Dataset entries
Content starts
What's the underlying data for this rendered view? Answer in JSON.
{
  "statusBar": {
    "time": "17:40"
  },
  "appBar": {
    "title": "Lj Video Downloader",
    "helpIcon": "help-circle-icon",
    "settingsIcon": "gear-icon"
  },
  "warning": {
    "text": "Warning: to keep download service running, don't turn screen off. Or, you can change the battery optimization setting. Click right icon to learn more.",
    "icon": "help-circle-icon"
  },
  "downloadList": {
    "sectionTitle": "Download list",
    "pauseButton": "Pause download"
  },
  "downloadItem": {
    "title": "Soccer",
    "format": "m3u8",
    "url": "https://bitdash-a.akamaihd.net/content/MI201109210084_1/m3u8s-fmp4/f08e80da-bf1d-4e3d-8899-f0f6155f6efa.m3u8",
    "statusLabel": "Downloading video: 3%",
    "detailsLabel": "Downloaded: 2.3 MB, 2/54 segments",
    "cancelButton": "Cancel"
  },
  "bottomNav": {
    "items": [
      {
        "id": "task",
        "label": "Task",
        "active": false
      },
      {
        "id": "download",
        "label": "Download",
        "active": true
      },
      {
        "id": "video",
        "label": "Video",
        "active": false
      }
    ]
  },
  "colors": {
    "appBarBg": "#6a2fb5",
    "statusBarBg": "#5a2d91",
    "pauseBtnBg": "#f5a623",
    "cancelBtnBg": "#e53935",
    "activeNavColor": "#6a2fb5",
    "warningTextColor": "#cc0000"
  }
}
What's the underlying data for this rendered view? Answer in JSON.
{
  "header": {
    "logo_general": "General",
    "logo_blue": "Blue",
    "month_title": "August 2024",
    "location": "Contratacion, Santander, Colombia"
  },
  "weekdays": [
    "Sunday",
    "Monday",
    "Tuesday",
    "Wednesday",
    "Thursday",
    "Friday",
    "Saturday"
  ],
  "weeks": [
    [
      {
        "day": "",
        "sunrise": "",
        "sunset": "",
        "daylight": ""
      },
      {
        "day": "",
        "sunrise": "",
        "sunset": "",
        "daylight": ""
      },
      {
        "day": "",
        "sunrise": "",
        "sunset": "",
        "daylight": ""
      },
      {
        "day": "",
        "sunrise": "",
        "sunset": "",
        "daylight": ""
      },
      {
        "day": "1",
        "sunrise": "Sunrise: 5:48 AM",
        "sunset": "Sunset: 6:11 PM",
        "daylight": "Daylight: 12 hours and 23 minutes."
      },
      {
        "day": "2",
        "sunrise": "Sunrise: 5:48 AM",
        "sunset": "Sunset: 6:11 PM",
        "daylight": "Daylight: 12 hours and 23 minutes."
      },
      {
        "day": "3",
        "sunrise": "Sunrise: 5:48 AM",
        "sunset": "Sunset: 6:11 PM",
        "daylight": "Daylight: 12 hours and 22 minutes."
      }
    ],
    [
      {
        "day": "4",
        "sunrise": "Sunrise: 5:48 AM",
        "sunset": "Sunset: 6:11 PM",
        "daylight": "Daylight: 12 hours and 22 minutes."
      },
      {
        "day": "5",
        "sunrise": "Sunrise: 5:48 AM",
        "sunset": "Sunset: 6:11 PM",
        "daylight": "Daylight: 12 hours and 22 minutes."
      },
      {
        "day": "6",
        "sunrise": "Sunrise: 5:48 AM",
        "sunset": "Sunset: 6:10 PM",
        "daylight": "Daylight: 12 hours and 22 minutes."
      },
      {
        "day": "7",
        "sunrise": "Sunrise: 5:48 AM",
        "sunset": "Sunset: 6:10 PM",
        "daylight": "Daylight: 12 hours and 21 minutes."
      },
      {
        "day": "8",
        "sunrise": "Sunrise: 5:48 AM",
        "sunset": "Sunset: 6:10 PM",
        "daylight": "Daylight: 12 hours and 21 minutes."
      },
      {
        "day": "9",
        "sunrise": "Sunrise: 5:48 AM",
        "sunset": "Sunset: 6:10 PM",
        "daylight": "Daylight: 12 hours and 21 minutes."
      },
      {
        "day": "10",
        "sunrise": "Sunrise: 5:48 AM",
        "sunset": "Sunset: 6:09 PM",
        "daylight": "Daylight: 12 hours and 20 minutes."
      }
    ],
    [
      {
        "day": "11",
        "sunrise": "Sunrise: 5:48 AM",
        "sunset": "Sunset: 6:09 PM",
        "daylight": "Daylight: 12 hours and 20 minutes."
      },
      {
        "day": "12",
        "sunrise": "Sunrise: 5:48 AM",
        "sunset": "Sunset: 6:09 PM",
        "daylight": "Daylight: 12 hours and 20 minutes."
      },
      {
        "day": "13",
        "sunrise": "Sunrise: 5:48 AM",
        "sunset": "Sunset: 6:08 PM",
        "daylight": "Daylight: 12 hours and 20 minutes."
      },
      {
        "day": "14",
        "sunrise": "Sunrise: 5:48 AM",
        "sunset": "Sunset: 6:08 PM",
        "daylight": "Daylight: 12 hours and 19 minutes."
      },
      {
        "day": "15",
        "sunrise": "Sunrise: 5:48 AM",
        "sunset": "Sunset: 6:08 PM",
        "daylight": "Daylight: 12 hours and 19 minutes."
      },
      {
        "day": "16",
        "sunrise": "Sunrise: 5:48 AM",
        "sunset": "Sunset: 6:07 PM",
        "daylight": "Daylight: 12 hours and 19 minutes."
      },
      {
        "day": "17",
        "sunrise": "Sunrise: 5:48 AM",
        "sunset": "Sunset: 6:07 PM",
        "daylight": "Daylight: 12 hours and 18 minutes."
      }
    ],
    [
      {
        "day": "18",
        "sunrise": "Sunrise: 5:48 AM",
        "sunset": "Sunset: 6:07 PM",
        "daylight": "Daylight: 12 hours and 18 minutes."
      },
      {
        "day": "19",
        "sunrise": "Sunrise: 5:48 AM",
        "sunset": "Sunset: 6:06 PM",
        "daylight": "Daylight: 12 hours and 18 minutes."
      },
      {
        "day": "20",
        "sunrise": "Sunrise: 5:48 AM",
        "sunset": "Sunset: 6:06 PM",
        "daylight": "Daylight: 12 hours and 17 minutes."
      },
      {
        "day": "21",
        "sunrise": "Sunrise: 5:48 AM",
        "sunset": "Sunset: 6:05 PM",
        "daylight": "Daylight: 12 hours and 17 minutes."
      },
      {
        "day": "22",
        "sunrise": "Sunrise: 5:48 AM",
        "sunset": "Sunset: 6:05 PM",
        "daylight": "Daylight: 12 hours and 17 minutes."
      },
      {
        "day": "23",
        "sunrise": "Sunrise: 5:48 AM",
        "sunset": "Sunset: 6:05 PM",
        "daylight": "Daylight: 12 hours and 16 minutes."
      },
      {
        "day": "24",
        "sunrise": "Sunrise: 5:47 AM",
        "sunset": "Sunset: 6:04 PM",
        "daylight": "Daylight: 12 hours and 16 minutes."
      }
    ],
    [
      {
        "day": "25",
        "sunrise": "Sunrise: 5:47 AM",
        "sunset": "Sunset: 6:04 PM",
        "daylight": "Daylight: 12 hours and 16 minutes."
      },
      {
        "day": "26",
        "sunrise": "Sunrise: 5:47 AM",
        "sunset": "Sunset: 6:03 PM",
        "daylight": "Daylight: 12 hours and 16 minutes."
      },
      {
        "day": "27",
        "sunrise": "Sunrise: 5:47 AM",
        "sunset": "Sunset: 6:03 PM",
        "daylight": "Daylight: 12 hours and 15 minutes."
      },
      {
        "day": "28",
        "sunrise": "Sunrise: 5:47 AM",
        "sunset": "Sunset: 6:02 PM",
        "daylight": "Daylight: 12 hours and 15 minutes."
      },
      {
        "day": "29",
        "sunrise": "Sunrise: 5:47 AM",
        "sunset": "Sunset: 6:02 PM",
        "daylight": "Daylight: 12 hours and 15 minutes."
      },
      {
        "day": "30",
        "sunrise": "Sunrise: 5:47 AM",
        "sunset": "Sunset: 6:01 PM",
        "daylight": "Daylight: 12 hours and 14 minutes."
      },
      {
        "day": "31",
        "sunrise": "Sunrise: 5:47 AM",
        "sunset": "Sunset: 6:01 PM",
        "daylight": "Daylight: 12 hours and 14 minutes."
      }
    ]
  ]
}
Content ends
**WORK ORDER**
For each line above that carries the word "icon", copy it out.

**WRITTEN REPLY**
    "helpIcon": "help-circle-icon",
    "settingsIcon": "gear-icon"
    "text": "Warning: to keep download service running, don't turn screen off. Or, you can change the battery optimization setting. Click right icon to learn more.",
    "icon": "help-circle-icon"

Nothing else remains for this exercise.